“And too pretty for the jerks you keep picking up.” Maya reaches out and puts her hand on mine.
“What happened to the girl who wanted to travel? The girl who always said even her
were places and if that wasn’t a sign that she was supposed to see the world, then what was? The girl who used to write?”
I clear my throat and fiddle with the salt shaker again. “Travel costs money I don’t have and writing sure won’t pay the bills.” I shrug, trying not to show them how much the realization that real life sucks bothers me. “Besides. I like making drinks at The Bad Apple. Never a dull night, that’s for sure.”
Which was true. I do like the energy of talking to different people all night long. Of the music playing super loud. Of the lights careening off the bottles of liquor lining the shelves on the wall behind the bar. So I’m not a physical therapist like Chelsea or a pediatrician like Maya. So I’m not on the traditional London Fast Track to Success. That doesn’t bother me. At least not a lot. But I am getting really tired of picking up jerks.
“So what do I do?” I ask and hold up a hand as both of my sisters suck in a big breath as if they have an entire novel’s worth of advice for me. “About the not dating jerks thing. The rest of my life is fine.”

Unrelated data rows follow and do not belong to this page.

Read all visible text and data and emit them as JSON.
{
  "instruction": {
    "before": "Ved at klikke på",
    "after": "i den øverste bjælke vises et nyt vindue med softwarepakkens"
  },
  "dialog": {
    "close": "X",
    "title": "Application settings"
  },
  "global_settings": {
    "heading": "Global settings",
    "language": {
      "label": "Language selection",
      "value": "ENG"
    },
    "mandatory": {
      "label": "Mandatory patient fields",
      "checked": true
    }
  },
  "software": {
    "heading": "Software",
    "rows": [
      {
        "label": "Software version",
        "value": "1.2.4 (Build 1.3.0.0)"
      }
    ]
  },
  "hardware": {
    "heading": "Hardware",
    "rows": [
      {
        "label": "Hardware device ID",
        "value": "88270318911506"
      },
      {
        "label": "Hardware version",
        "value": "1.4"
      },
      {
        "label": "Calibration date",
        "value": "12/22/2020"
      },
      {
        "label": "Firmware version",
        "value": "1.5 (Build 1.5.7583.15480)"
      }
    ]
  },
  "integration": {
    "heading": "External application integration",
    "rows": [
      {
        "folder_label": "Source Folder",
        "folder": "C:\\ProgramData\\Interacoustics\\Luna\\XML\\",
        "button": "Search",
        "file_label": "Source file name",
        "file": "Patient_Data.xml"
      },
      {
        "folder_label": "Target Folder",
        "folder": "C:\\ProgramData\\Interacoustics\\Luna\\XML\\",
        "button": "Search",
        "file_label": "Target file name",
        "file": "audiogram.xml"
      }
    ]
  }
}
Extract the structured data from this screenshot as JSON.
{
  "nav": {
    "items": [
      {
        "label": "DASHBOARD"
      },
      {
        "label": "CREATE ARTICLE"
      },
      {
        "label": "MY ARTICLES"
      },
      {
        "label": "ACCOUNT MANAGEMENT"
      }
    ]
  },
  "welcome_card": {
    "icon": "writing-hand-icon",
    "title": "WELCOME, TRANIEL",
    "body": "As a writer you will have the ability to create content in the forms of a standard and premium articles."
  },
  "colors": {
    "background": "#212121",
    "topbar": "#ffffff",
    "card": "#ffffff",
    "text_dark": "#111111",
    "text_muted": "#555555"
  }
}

Which it is. Kind of. I just need a little more time to figure out what I want to do when I grow up is all.
My sisters both close their mouth against whatever it was they were going to say and each of them lets out a long breath. Chelsea bites her bottom lip while Maya twirls her finger in her long brown hair and looks at the table.
“My life is fine.” I repeat myself because clearly they were more interested in talking about my career choice and living situation than they were about the guys I go out with. “But I have a seriously bad track record with the men. What do I do?”
The girls are quiet. Still. Some more. I’m busy trying to ignore the rush of indignation and irritation roaring through my veins. I’m only twenty-five. So what if they were both college graduates by the time they were my age? I’m not them. That’s been clear our whole lives.
“For one,” Chelsea finally says. “No more picking up guys at the bar.”
bar or at
bar. Because where else am I supposed to pick them up?”
“At bars in general. Just think about the kind of people who hang out in bars all the time.”
“Uhh … the fun kind?” I know Chelsea’s only trying to help, but I love spending my nights off at a bar, drinking in the energy of many people gathered in one place, the music and the dancing, the laughter. Hell, I strike up conversations with strangers just for a chance to see life through their point of view.
“Okay,” says Maya, clearly seeing the landmine Chelsea just stepped onto. “Just
bar. No more bad apples from The Bad Apple.” She chuckles at herself and takes a sip of her margarita, amusement dancing in her eyes.
‘Okay.” I bob my head in agreement. “It’s probably a bad idea to be dating people from work anyway. Next?”
“He needs a home.”
“And a good car.”
“A decent job!”
“A life plan!”
My sisters ricochet their requirements right off each other, one after the other, information coming at me machine gun style.
“Clearly you’ve had time to think about this.”
“We may have talked about it once or twice.”
“Okay, so you want him to have a home, a car, a steady job, a life plan, more brain cells than tattoos. I think I can get behind that.” Even if I don’t have one single clue as to where I was going to find a guy like that. A guy who met those requirements would count as an actual, honest to goodness adult. I’m not exactly the best at adulting and the guys that end up in my circles aren’t that good at adulting either.
“Anything else?” I asked.
“Just remember,” says Chelsea.
Maya and Chelsea took one last look at each other and in then in one rush of words so perfect and in tune they might as well have been choreographed they hit me with their most important requirement.
“You can’t meet him at The Bad Apple.”